Collected data entries:
---*---

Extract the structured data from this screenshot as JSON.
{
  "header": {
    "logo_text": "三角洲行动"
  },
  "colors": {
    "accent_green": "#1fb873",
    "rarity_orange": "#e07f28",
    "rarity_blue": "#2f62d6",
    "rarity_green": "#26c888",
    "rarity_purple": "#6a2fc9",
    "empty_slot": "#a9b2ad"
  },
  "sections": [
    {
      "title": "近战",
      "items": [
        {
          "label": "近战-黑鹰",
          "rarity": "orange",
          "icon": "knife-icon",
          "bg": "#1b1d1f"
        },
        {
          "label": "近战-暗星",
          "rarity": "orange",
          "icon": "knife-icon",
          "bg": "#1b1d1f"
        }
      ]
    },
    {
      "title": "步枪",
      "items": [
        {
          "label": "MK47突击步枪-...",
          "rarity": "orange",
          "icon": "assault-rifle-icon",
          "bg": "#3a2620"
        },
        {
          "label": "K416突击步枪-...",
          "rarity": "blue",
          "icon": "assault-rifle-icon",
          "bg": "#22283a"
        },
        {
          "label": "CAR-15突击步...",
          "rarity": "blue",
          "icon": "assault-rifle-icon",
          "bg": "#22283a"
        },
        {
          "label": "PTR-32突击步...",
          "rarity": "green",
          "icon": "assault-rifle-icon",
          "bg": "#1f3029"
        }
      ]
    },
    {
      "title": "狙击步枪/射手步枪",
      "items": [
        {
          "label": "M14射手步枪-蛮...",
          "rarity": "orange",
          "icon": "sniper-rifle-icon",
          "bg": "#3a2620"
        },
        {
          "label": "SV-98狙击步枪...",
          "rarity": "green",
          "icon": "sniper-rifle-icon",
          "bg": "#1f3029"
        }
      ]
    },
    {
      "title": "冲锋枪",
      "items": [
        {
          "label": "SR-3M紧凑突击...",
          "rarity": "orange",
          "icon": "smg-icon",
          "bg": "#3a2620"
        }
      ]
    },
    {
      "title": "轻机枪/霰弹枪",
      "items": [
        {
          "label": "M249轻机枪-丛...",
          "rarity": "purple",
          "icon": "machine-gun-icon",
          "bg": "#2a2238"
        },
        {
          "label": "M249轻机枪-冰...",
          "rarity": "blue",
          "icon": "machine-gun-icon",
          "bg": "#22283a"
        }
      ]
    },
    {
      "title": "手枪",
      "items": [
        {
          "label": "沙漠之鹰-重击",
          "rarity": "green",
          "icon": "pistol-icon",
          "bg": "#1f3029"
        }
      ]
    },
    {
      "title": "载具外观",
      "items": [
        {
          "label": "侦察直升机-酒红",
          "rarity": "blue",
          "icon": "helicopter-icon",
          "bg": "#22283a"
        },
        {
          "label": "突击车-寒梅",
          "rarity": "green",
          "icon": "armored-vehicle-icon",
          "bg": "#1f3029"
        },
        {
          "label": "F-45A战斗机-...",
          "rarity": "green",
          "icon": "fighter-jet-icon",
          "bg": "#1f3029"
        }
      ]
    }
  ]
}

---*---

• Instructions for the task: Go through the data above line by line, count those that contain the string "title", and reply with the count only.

• Written response: 7